By the time the appointment was over I was relieved and happy to see her out! I felt that I hadn’t learnt anything that I didn’t already know – We knew that Amelia was developing just fine. She does what other toddlers her age do, and she’s growing nicely. I was left feeling a little deflated and deficient in the parenting skills department. I was confused as to why she seemed so unimpressed by the fact that I was still breastfeeding to some degree. The WHO advice is to continue complementary breastfeeding until age 2 or beyond. I spoke to other mummies, who agreed that you are encouraged to breastfeed, and judged if you don’t. But once a baby turns 1, all of a sudden it becomes something you shouldn’t really be doing, and are judged for continuing to do so. Also, it felt that, as a working mummy, I was being reprimanded because we weren’t going to baby groups! Amelia attends nursery where she interacts with other babies and toddlers. We are in a fortunate enough position that she doesn’t need to go to nursery – she has plenty of loving grandparents who would happily help to look after her. But we made a conscious decision to pay for her to attend nursery, for the very purpose to encourage her development and have the benefit of being able to play with other children. When she’s not at nursery she is getting plenty of attention and nurturing from everyone around her. She’s a very social girl! As for safety in the home, I could make Amelia wear elbow and kneepads, and a crash helmet, and possibly wrap her in bubble wrap. But it doesn’t help her in the long term. We have chosen, instead, to try and teach her safety skills as she grows up. Of course she’s not going to fully understand, hence why we don’t let her roam the house freely! But she’s learning, and you can see she takes it all in.
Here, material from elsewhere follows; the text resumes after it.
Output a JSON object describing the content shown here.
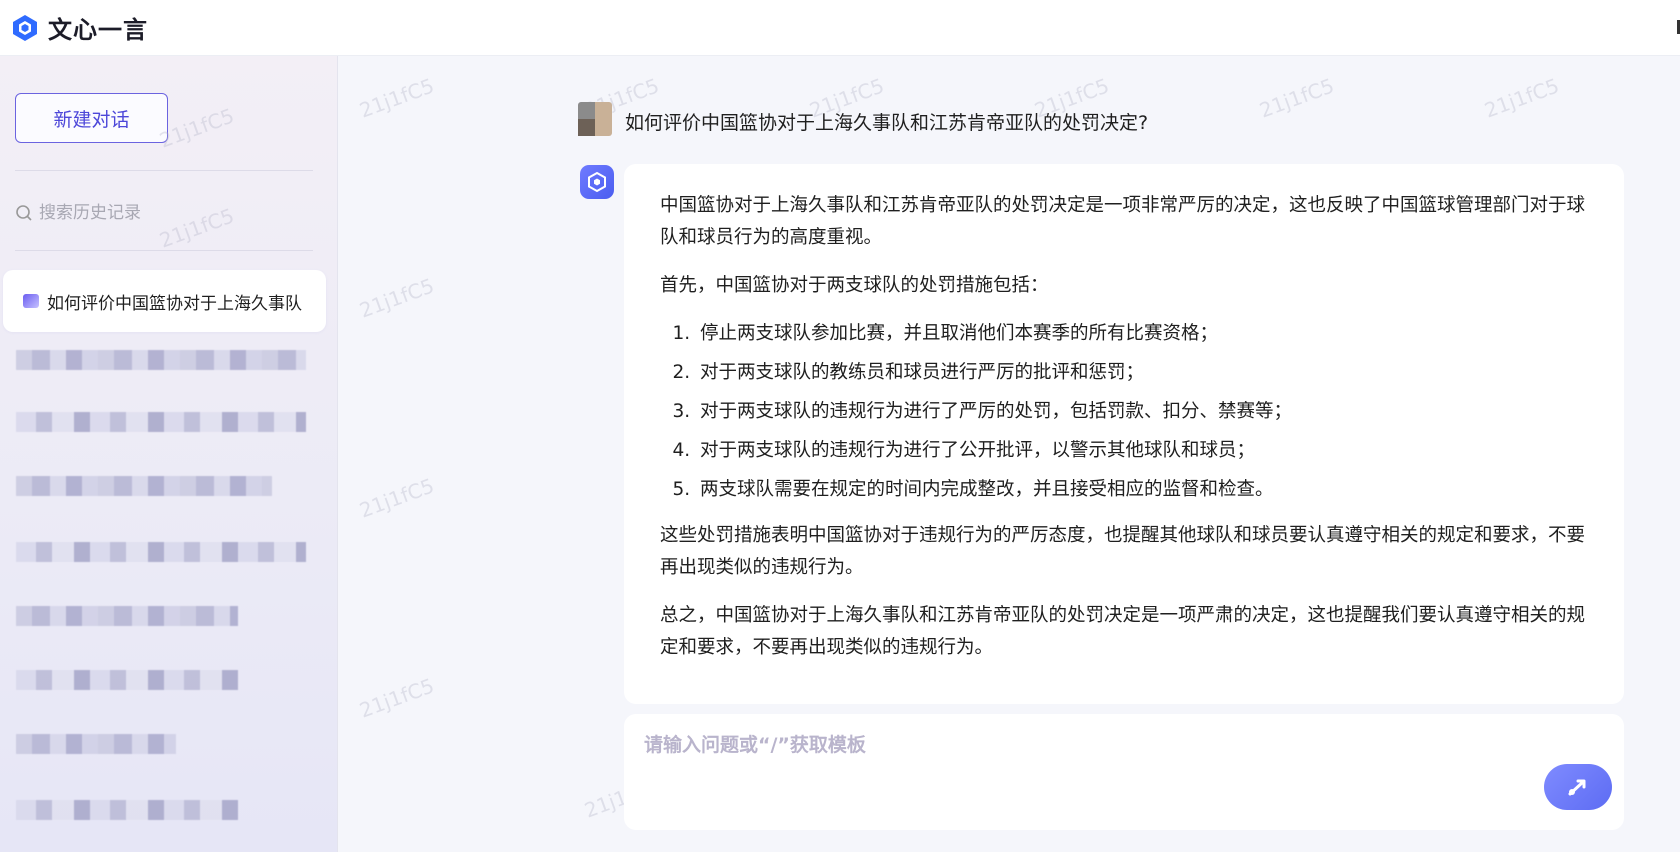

I wanted to share this experience, and let you know how I felt, because I think a lot of mummies feel this way after these checks. But it’s just so important to remember that all babies and children are a different, and all family set ups are different. So try not to be disheartened about how you’re doing as a mummy, or daddy! As long as you are acting with the best intentions and in the best interests of your little one then you’re probably doing just fine! Yes, it’s important to put all of the bad stuff out of reach, feed them a healthy balanced diet, keep them safe from harm, and nurture their developing skills and behaviour. But you don’t have to be a super mum, or raise a super baby (well I think all babies are pretty super), you just have to love and care for them and do your best. Ask for help if you need it, and just remember that these checks are general, and most of the advice they are giving is general too, and not suggesting that you’re a terrible parent!
Anyway, I have just about gotten over this check. We’ve got quite a while before I need to brace myself for another, and plenty of time to perfect my mummy skills!!!